Security forces officials warn against reckless driving at gates

By Alex Salinas Joint Base San Antonio-Randolph Public Affairs

When active-duty members, Department of Defense civilians and contractors leave Joint Base San Antonio-Randolph through the main and west gates, chances are they will encounter protective barriers called bollards.

Nine drivers struck the bollards in 2012, with two incidents occurring in December, all resulting from errant driving.

The drivers' ages varied, so the strikes were not a demographics issue, Master Sgt. Richard Orwig, 902nd Security Forces Squadron NCO in charge of operations, said.

"The two things we did notice were distracted driving and excessive speeds," or a combination of both as was the case in a Dec. 16 strike, he said.

The bollards are designed to be navigated around at a maximum speed of 15 miles per hour for a passenger vehicle.

"Some vehicles can't make it through safely even at that speed due to size, especially if it's a large truck," Orwig said.

This spurred security forces to engage JBSA-Randolph members on the topic of safe driving, with a proposed slogan of "Slow Down to Get Around" in the works for the main and west gate areas.

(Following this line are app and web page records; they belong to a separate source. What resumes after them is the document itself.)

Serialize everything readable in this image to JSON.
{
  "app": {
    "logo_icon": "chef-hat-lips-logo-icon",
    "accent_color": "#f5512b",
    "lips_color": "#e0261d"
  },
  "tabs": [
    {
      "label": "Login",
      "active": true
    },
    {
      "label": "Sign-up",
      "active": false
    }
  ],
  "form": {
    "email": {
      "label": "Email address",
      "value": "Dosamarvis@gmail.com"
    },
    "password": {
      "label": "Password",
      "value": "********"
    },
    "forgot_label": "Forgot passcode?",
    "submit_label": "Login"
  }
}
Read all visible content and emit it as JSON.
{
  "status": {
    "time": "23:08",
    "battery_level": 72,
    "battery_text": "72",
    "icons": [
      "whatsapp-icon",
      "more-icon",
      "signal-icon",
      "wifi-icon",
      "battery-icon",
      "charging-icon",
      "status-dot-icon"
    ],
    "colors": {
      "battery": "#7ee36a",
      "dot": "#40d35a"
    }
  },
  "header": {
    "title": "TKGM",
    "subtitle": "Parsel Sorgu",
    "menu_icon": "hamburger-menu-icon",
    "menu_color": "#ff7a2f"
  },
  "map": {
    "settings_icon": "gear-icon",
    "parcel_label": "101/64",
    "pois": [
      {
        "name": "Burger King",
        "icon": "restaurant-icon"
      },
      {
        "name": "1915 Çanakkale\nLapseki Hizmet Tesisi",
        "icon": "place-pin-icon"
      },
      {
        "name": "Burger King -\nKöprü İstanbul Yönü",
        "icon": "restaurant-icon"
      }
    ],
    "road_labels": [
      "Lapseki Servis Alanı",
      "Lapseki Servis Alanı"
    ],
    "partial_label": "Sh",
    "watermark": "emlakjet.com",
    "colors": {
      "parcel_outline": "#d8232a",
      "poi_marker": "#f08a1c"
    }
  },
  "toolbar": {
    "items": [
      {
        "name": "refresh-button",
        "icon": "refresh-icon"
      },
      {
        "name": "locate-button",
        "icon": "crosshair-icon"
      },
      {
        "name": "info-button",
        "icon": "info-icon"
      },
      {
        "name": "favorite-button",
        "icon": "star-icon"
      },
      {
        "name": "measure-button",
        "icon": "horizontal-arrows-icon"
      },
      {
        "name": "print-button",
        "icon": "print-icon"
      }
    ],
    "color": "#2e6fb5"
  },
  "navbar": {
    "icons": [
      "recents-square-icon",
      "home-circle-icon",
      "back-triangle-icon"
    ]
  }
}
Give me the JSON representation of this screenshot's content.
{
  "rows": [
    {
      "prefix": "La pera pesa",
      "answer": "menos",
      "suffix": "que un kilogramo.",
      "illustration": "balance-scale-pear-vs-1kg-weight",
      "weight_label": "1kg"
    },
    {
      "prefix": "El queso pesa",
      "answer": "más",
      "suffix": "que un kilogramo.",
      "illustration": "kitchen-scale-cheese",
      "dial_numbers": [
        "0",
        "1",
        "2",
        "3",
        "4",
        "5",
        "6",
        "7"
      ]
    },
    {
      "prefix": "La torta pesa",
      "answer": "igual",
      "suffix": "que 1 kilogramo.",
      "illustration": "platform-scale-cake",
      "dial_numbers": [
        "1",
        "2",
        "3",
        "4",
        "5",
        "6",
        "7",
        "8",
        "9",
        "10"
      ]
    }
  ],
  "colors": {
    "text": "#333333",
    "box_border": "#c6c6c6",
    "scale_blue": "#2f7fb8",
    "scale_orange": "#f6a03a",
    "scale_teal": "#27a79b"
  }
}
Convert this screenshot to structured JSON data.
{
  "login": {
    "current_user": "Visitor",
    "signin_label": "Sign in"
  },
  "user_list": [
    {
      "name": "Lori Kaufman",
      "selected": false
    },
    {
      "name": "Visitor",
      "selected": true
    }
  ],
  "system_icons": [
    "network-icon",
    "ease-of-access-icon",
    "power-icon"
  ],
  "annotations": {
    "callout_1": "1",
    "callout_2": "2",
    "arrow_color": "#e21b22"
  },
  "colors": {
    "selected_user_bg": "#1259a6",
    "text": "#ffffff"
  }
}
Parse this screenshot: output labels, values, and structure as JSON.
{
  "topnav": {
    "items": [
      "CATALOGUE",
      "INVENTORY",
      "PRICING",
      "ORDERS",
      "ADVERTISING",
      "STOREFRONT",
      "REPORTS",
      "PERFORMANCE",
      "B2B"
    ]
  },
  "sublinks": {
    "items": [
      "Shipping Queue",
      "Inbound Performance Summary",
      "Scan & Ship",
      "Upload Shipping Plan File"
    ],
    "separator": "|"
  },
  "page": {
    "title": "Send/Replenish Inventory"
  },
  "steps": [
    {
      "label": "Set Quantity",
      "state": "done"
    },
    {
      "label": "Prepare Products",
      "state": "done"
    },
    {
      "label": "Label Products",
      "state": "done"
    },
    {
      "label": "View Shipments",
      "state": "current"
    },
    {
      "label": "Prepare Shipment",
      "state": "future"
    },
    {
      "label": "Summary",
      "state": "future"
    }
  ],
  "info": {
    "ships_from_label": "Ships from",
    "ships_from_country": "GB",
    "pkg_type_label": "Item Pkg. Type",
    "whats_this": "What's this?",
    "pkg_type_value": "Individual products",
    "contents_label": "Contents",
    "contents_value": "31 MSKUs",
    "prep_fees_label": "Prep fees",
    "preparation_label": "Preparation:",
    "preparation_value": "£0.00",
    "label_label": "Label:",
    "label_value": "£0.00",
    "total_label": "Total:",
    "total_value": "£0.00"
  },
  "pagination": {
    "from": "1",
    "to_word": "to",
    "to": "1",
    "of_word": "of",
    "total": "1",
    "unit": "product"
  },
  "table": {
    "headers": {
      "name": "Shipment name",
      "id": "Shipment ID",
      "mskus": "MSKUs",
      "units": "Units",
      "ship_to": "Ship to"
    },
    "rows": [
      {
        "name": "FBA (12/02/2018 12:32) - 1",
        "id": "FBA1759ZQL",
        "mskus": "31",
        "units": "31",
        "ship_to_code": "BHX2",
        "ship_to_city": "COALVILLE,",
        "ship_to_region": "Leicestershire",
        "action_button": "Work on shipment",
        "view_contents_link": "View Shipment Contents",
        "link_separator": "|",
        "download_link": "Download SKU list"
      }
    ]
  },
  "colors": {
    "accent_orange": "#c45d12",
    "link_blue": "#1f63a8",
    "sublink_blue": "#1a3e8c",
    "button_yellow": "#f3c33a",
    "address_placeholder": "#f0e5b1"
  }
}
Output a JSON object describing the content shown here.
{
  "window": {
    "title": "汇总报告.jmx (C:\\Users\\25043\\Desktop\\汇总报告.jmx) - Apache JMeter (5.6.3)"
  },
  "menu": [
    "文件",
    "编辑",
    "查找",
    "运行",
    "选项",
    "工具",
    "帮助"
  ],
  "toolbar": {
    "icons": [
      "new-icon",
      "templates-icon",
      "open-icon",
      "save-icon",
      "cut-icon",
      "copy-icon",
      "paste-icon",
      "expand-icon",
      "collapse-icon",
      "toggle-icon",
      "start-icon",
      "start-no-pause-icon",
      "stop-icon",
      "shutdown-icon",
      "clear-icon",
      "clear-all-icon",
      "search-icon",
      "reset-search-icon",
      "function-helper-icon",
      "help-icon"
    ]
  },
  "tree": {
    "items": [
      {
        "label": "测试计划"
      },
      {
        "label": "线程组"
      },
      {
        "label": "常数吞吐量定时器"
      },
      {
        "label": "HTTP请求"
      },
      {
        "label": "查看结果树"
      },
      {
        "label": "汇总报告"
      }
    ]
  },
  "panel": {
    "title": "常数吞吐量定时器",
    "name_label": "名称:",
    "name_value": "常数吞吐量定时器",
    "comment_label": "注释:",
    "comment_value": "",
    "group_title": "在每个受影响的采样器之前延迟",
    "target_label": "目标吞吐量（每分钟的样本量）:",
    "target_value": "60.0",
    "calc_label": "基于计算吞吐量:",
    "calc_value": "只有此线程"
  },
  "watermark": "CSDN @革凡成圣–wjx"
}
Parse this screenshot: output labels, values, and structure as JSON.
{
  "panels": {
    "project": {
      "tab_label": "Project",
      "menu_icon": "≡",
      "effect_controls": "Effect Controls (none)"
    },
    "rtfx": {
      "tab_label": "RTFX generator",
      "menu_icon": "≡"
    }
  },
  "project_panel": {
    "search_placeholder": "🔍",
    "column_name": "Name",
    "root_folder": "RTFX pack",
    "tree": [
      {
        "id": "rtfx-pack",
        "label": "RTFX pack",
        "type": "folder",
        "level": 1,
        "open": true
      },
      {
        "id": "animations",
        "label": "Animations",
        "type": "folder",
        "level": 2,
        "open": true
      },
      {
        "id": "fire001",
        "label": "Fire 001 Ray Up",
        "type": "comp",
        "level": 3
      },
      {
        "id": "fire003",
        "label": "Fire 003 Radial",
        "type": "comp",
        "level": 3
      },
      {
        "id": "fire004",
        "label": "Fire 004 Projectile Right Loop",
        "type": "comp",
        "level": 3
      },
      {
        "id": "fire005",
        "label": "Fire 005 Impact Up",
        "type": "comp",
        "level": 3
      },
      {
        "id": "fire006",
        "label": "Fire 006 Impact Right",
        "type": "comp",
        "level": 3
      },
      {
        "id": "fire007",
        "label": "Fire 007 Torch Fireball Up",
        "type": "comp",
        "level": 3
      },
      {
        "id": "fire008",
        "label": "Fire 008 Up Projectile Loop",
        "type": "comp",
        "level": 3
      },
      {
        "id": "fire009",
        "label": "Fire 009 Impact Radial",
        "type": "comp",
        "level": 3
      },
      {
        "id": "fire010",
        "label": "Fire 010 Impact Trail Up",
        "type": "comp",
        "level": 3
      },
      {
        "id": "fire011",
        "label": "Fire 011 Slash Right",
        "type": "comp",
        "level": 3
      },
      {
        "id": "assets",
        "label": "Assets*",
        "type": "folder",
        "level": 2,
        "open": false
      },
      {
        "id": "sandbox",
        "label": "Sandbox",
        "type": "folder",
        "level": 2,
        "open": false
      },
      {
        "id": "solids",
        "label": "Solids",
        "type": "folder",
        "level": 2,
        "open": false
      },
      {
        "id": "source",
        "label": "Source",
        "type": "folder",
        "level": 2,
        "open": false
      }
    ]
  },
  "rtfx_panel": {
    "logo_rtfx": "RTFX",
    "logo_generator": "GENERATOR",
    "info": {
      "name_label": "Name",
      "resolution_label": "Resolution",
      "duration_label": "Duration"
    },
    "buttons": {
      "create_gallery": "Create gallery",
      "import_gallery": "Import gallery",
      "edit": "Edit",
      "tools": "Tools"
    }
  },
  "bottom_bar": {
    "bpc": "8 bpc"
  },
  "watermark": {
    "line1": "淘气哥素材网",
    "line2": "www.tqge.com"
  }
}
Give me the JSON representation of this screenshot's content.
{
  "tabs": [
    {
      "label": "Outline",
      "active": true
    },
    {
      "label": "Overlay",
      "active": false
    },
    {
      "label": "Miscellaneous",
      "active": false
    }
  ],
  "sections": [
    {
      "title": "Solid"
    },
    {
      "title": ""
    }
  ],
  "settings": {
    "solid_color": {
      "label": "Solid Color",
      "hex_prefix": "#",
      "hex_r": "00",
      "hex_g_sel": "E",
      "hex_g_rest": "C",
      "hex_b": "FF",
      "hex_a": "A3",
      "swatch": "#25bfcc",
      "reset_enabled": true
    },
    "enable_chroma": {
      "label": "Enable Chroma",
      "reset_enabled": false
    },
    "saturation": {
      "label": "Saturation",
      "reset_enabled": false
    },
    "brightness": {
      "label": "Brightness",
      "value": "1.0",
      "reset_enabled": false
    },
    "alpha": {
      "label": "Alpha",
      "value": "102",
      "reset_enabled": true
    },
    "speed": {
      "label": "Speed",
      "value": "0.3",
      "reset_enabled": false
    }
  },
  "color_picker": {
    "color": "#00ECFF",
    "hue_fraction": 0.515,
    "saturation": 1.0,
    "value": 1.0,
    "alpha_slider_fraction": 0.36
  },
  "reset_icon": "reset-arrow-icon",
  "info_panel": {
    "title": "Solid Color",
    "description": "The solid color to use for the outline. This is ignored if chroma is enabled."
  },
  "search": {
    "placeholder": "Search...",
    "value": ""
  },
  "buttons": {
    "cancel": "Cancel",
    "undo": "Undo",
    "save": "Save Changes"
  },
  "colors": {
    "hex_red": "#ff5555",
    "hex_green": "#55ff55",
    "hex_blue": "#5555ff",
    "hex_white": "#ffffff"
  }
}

"The bollards don't pose a large problem for the base populace to the point of removing this good security practice," Maj. Gregory Bodenstein, 902nd SFS commander, said. "Negotiating the bollards is successfully done by thousands of drivers at JBSA-Randolph every day."

According to security officials, the bollards are here to stay for good reason.

"The biggest thing is they aren't going to be removed; they are a force protection directive to limit the chance of somebody from coming into the base in a vehicle through the outbound lanes (near the exit gate)," Orwig said, which is an antiterrorism measure.

They are also used by many Air Force installations post-9/11 to control entry and exit speeds for additional protection, Orwig added.

During high-traffic hours such as lunchtime and at the end of business, from about 3:30-6 p.m., the bollards are removed because an influx of vehicles creates an organic barrier - a blocking force in the outbound lanes - eliminating their need momentarily.

However, the safety message remains the same.

"Follow the speed limit and take the time to drive safely," Orwig said.